## WHAT THE TASK ASKS
Where does the string "Lead" appear in the listing below? Copy every line where it does.

-------------------------

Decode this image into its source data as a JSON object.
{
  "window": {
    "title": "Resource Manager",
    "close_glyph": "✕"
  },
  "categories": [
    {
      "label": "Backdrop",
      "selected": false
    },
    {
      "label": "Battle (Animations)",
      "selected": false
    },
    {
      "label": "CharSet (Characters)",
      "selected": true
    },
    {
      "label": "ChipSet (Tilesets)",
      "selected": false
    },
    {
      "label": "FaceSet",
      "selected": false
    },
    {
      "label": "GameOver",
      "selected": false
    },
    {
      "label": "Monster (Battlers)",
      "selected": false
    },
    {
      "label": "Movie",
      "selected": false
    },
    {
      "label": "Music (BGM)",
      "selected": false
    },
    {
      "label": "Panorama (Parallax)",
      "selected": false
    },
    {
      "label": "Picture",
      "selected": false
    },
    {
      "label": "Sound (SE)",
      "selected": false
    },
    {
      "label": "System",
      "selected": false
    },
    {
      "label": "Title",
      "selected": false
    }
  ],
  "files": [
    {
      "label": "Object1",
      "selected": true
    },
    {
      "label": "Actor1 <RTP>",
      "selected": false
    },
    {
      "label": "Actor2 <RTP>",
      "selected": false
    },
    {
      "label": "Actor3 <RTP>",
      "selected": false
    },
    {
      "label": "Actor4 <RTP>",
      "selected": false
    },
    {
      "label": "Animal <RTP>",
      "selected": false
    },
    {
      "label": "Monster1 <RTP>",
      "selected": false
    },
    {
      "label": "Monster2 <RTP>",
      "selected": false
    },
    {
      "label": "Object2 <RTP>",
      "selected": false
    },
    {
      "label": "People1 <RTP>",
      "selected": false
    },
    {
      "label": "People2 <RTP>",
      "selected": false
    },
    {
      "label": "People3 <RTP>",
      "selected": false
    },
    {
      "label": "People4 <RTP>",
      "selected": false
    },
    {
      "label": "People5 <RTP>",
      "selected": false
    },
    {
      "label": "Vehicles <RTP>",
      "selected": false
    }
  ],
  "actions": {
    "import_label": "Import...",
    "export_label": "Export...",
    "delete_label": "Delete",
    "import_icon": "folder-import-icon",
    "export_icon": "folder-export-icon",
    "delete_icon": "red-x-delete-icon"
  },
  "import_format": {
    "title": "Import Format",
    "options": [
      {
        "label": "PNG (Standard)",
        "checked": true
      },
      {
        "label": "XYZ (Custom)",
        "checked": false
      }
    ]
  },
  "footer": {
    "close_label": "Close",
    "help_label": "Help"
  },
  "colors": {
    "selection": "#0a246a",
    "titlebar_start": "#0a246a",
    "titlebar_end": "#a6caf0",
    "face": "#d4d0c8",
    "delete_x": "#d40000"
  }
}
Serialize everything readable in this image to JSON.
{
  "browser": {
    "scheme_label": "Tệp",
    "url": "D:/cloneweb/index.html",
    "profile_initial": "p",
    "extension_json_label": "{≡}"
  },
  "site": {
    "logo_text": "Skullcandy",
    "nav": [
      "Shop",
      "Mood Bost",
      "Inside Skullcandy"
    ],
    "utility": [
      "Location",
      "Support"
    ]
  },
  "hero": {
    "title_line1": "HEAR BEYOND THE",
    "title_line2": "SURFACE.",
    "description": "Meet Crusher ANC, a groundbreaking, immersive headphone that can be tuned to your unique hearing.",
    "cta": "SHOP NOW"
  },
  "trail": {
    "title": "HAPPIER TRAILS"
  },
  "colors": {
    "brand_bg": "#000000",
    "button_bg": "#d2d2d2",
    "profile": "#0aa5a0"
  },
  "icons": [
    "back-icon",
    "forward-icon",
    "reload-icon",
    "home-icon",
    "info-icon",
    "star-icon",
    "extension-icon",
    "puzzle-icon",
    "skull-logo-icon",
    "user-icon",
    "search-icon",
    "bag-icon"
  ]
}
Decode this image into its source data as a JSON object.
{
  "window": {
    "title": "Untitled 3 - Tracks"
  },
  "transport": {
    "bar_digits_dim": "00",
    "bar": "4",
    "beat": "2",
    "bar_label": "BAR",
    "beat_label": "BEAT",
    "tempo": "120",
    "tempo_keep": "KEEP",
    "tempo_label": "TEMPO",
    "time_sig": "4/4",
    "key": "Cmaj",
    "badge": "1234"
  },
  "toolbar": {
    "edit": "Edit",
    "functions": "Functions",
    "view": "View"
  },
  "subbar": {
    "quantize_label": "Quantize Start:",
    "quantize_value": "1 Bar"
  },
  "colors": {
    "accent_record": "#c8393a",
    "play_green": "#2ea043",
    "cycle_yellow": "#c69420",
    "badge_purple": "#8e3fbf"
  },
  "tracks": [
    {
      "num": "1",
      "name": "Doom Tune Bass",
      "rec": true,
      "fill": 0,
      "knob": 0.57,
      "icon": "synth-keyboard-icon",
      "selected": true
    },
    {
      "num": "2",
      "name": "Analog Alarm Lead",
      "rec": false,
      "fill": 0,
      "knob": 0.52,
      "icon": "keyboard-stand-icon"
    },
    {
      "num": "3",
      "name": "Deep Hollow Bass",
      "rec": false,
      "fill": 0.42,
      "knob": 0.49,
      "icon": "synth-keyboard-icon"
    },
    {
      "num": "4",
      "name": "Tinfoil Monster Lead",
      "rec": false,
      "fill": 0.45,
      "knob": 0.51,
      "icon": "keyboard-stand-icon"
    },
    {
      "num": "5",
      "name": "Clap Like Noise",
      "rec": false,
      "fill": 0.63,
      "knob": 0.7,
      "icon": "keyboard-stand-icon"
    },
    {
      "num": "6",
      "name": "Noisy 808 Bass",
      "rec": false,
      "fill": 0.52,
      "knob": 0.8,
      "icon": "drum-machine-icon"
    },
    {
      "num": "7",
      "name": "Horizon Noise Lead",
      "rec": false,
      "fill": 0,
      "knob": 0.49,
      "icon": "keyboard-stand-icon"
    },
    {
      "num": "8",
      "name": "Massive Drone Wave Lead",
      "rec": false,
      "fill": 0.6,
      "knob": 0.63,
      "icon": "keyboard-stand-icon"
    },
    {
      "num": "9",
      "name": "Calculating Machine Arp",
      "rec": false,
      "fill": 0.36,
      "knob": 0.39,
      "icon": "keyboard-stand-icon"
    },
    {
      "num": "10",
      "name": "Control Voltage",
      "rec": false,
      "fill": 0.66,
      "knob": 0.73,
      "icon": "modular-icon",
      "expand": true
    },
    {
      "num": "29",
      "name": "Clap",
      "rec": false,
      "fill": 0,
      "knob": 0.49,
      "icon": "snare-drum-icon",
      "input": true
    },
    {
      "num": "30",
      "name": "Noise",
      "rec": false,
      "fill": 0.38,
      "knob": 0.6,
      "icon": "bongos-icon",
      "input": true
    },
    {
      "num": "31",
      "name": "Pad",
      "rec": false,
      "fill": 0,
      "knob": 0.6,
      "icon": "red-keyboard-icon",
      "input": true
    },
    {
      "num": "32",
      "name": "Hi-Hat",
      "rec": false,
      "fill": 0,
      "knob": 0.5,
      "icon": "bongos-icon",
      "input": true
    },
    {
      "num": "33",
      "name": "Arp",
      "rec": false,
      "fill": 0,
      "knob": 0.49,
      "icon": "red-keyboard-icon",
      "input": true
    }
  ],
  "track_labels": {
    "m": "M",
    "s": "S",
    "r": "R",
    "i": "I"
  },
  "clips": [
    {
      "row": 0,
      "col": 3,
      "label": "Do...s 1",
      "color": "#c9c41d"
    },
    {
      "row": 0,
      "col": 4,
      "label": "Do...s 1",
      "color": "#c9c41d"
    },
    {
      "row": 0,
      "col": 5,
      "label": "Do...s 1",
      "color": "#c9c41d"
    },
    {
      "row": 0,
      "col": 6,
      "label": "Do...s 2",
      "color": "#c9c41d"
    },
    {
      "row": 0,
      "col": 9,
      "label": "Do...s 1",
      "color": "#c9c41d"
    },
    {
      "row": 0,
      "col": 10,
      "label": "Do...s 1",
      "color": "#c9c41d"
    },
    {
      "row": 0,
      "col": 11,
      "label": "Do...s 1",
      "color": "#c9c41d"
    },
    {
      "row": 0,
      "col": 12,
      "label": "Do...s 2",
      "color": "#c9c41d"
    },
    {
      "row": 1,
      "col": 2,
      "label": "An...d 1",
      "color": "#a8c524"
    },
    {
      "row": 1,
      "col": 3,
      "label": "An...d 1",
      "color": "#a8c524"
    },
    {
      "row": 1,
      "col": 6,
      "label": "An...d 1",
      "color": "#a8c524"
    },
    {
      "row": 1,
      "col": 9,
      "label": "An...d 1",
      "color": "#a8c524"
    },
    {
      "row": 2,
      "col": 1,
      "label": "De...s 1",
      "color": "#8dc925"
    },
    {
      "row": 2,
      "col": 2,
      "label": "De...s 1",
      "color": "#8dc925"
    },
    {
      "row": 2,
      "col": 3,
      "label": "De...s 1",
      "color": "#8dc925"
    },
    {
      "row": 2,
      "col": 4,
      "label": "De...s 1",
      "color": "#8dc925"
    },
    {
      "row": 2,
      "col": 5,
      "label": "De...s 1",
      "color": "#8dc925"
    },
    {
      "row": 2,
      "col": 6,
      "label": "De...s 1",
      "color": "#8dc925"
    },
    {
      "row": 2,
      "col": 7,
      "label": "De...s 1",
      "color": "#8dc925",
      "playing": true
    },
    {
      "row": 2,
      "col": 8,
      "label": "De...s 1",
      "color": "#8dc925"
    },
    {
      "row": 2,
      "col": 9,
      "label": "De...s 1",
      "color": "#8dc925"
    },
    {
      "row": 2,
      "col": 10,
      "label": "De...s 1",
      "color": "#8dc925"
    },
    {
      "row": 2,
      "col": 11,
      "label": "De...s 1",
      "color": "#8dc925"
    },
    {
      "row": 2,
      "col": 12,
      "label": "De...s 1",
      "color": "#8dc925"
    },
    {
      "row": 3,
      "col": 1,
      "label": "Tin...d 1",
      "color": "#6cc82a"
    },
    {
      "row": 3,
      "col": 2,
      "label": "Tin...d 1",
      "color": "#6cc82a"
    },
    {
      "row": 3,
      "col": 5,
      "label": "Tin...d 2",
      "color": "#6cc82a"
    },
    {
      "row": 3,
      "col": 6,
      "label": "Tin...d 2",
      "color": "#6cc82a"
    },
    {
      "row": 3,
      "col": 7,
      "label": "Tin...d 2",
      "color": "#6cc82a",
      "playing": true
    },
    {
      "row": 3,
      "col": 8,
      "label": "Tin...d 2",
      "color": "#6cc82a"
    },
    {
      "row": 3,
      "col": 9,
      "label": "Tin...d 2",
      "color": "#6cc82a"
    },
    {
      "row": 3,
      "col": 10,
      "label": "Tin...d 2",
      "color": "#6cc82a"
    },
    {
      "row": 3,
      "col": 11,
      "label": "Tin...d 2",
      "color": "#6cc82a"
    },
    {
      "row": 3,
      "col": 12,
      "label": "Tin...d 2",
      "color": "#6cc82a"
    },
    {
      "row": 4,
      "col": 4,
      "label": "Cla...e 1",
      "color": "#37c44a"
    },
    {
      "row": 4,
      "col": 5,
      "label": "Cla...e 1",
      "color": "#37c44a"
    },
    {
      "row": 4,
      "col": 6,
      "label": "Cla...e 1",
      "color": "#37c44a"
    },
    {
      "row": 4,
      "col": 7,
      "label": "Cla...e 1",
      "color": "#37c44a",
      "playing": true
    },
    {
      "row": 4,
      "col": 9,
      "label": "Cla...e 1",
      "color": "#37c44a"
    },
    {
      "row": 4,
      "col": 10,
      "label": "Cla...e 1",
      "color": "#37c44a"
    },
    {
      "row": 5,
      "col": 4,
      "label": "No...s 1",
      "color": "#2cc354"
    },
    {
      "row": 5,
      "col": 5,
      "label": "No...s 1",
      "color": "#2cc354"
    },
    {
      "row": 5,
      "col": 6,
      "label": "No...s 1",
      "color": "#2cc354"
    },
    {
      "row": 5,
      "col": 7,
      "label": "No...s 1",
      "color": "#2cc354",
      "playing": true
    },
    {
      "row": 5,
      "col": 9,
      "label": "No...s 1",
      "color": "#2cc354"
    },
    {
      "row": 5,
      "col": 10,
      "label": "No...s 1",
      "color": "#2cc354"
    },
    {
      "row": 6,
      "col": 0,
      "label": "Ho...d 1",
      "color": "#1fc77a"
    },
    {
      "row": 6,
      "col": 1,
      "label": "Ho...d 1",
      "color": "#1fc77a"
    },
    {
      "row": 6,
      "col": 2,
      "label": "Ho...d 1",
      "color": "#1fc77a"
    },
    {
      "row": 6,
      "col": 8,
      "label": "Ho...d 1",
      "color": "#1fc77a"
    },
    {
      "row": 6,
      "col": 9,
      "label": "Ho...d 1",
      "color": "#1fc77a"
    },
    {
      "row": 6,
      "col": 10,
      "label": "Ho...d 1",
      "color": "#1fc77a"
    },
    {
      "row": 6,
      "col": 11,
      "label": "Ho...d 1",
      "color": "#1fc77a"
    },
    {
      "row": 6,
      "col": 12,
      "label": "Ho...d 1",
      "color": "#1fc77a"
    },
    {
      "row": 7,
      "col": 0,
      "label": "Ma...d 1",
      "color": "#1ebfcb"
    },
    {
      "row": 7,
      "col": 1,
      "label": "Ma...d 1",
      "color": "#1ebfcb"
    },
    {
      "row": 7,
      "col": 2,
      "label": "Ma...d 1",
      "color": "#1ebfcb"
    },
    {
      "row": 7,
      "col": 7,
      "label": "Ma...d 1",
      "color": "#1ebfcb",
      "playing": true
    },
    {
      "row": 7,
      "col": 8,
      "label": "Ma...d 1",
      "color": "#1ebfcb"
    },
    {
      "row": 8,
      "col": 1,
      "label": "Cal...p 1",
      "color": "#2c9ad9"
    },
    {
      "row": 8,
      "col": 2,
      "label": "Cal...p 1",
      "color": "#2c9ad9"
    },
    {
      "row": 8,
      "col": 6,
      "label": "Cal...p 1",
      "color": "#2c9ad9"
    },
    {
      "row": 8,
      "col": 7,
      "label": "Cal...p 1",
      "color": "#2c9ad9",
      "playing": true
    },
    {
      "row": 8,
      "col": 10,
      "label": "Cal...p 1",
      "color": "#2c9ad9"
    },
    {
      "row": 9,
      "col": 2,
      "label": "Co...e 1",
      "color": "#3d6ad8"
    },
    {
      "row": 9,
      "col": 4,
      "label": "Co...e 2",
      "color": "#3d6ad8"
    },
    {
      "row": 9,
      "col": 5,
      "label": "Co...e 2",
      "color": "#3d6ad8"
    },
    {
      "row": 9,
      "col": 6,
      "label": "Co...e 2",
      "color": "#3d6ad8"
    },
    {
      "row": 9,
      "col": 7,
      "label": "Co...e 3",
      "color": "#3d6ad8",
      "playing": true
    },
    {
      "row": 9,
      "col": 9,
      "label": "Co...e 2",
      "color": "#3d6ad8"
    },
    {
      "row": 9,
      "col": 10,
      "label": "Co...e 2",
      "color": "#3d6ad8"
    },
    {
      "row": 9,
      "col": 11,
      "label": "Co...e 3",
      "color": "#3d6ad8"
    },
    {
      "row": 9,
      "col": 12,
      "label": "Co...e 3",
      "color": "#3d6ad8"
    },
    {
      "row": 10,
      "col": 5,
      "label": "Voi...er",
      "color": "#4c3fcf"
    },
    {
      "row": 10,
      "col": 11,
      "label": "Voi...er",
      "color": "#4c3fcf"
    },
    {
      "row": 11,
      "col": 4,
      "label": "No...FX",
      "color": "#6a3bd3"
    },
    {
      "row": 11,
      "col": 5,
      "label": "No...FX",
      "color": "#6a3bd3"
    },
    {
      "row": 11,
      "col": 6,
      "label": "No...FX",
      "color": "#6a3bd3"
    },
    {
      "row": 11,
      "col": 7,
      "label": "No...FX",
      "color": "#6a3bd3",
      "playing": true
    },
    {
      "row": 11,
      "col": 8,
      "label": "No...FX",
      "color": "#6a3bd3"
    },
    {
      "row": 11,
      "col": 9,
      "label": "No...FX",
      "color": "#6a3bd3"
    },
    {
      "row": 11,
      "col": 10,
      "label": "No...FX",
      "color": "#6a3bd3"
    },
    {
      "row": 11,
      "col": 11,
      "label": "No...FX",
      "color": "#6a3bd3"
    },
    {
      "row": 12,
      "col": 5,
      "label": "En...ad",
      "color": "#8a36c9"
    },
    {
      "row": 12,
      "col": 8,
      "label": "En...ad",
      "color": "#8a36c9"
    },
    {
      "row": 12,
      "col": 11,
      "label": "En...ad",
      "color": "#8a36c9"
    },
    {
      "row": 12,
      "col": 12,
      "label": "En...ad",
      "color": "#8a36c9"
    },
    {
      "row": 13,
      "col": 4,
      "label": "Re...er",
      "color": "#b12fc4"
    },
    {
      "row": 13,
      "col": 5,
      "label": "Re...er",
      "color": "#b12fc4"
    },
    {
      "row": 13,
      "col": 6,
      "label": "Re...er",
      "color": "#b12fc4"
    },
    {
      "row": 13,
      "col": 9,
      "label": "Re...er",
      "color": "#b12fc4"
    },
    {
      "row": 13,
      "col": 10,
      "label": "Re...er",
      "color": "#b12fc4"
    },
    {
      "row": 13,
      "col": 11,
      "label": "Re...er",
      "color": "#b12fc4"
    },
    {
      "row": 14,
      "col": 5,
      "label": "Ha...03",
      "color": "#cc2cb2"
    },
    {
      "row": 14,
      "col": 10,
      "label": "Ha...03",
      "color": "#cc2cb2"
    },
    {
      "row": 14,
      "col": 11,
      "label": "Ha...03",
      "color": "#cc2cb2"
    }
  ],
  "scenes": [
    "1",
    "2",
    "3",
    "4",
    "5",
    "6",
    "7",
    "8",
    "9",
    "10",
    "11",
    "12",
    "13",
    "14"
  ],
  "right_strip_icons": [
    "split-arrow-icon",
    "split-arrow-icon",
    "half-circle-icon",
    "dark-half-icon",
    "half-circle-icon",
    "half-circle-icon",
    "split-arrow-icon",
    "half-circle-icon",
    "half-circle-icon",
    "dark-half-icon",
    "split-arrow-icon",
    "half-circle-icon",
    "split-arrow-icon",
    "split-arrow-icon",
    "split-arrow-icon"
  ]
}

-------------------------

## EXERCISE ANSWER
      "name": "Analog Alarm Lead",
      "name": "Tinfoil Monster Lead",
      "name": "Horizon Noise Lead",
      "name": "Massive Drone Wave Lead",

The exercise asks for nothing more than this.